Wa leaders have always know that the situation remained precarious – the ban was never a popular move – and depended on the poor Wa farmers having greater food security and an alternative source of a cash income.
"The Wa leaders may even be forced to renege on their promises to the UN and international community if the economic and security situation deteriorates further," a UN drugs official familiar with the problems in Shan state told Mizzima, but declined to be identified.
The current political problems in Burma – the planned elections in 2010 and the junta's efforts to disarm the ceasefire groups, especially the Wa -- is dramatically increasing instability in the border regions, which have been traditional opium producing areas and this mounting uncertainty is also going to increase the pressure on former opium growers to return to their poppy fields.
Aware of these problems – and the danger of more former growers resuming poppy cultivation, the UN believes there is an even greater need now to step up action against the drug smugglers.
"Already there are important measures in place for the cooperation and exchange of intelligence between drug enforcement agencies in the region – through the border liaison offices that were established several years ago," said Mr. Lewis.
Smuggling routes have changed in the past few years, with tighter border controls especially along the Myanmar border with China. "Certainly traffickers have had to change their transport methods and routes – much is now being moved through Laos from Myanmar, to meet the demand of the drug addicts in southern China, Thailand and Vietnam," said Mr. Boonwaat.
But some of the Golden Triangle opium production is heading out to India, Europe and the United States through the Rangoon port, according to Burmese government officials.
Last week the authorities seized some 118 kilogrammes of heroin stowed away on a ship, the Kota Tegap, headed for Italy via Singapore.

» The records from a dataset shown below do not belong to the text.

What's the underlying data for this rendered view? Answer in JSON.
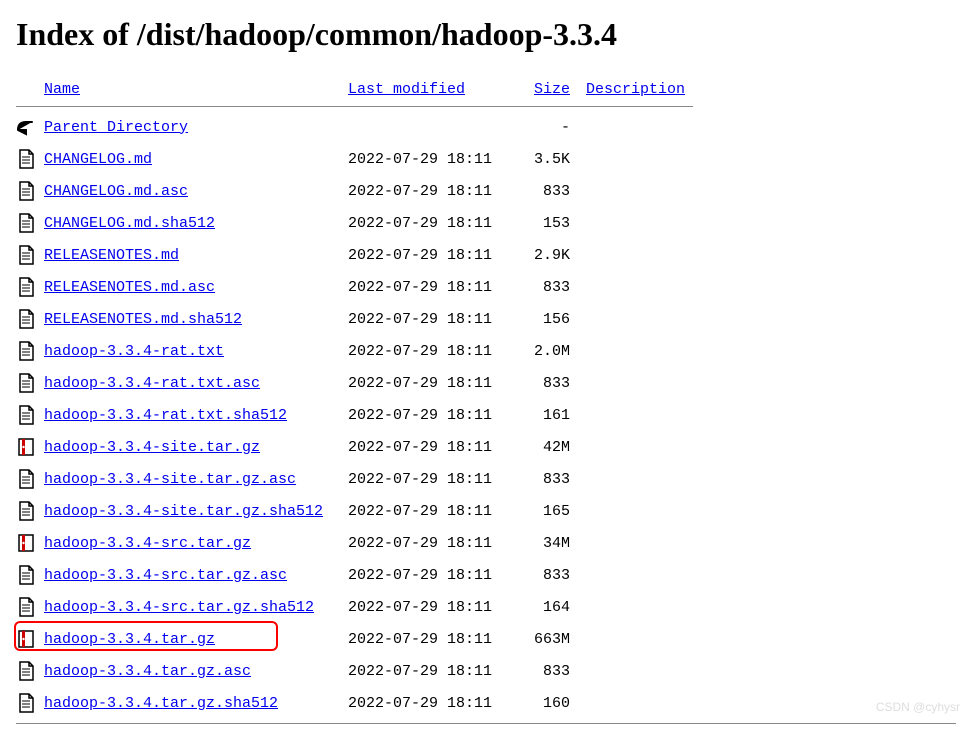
{
  "title": "Index of /dist/hadoop/common/hadoop-3.3.4",
  "columns": {
    "name": "Name",
    "modified": "Last modified",
    "size": "Size",
    "description": "Description"
  },
  "parent": {
    "label": "Parent Directory",
    "size": "-"
  },
  "files": [
    {
      "icon": "text",
      "name": "CHANGELOG.md",
      "modified": "2022-07-29 18:11",
      "size": "3.5K",
      "highlight": false
    },
    {
      "icon": "text",
      "name": "CHANGELOG.md.asc",
      "modified": "2022-07-29 18:11",
      "size": "833",
      "highlight": false
    },
    {
      "icon": "text",
      "name": "CHANGELOG.md.sha512",
      "modified": "2022-07-29 18:11",
      "size": "153",
      "highlight": false
    },
    {
      "icon": "text",
      "name": "RELEASENOTES.md",
      "modified": "2022-07-29 18:11",
      "size": "2.9K",
      "highlight": false
    },
    {
      "icon": "text",
      "name": "RELEASENOTES.md.asc",
      "modified": "2022-07-29 18:11",
      "size": "833",
      "highlight": false
    },
    {
      "icon": "text",
      "name": "RELEASENOTES.md.sha512",
      "modified": "2022-07-29 18:11",
      "size": "156",
      "highlight": false
    },
    {
      "icon": "text",
      "name": "hadoop-3.3.4-rat.txt",
      "modified": "2022-07-29 18:11",
      "size": "2.0M",
      "highlight": false
    },
    {
      "icon": "text",
      "name": "hadoop-3.3.4-rat.txt.asc",
      "modified": "2022-07-29 18:11",
      "size": "833",
      "highlight": false
    },
    {
      "icon": "text",
      "name": "hadoop-3.3.4-rat.txt.sha512",
      "modified": "2022-07-29 18:11",
      "size": "161",
      "highlight": false
    },
    {
      "icon": "archive",
      "name": "hadoop-3.3.4-site.tar.gz",
      "modified": "2022-07-29 18:11",
      "size": " 42M",
      "highlight": false
    },
    {
      "icon": "text",
      "name": "hadoop-3.3.4-site.tar.gz.asc",
      "modified": "2022-07-29 18:11",
      "size": "833",
      "highlight": false
    },
    {
      "icon": "text",
      "name": "hadoop-3.3.4-site.tar.gz.sha512",
      "modified": "2022-07-29 18:11",
      "size": "165",
      "highlight": false
    },
    {
      "icon": "archive",
      "name": "hadoop-3.3.4-src.tar.gz",
      "modified": "2022-07-29 18:11",
      "size": " 34M",
      "highlight": false
    },
    {
      "icon": "text",
      "name": "hadoop-3.3.4-src.tar.gz.asc",
      "modified": "2022-07-29 18:11",
      "size": "833",
      "highlight": false
    },
    {
      "icon": "text",
      "name": "hadoop-3.3.4-src.tar.gz.sha512",
      "modified": "2022-07-29 18:11",
      "size": "164",
      "highlight": false
    },
    {
      "icon": "archive",
      "name": "hadoop-3.3.4.tar.gz",
      "modified": "2022-07-29 18:11",
      "size": "663M",
      "highlight": true
    },
    {
      "icon": "text",
      "name": "hadoop-3.3.4.tar.gz.asc",
      "modified": "2022-07-29 18:11",
      "size": "833",
      "highlight": false
    },
    {
      "icon": "text",
      "name": "hadoop-3.3.4.tar.gz.sha512",
      "modified": "2022-07-29 18:11",
      "size": "160",
      "highlight": false
    }
  ],
  "watermark": "CSDN @cyhysr"
}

It was hidden between planks of timber that was part of an export consignment.
The ship is owned by the ethnic Chinese Burmese businessman, Kyaw Sein and left the Asia World terminal, owned by the son of the notorious former drug baron Lo Hsing Han. Tun Myint Naing is also targetted by US sanctions. So far no arrests have been made, but investigations are continuing, according Burmese officials.
The ship had actually sailed, before it was ordered to return to port. It was Chinese intelligence who alerted their Burmese counterparts.
"This type of intelligence sharing is happening on a regular basis," Pithaya Jinawat, the deputy Secretary general of Thailand's Office of the Narcotics Control Board (ONCB) told Mizzima.
"The Chinese have tipped off the Thai authorities and Lao officials on several occasions in the past couple of years that have resulted in seizures of illicit drugs and the arrest of many traffickers," he said.
"There is no room for complacency," said Mr. Lewis "There is much more that needs to be done." In particular, to combat the money laundering of the proceeds of illegal activities and the illicit drugs trade.
Not all countries in the region have put anti-money laundering legislation in place. But then law enforcement agencies, judges and advocates all need to be trained. In this regard Asia has a long way to go.
But perhaps UNODC's biggest problem in trying to stamp out drug production and trafficking in the region is the lack of funds. The agency needs more financial support from donors to be able to effectively carry out all its work – especially in Myanmar," Mr. Boonwaat confided.
For the donors who provide these funds, there is a much greater concern: the spiralling growth in meta-amphetamines (ATS). As the UN tireless tackles the problem of opium production – the Chinese gangsters in the Golden Triangle have turned increasingly to yaa baa (as ATS is commonly known in this region).
Our fear is the production of yaa ba has become the most effective crop substitution for the Red Wa and the Chinese gangsters who back them," said a Thai military intelligence officer on condition of anonymity.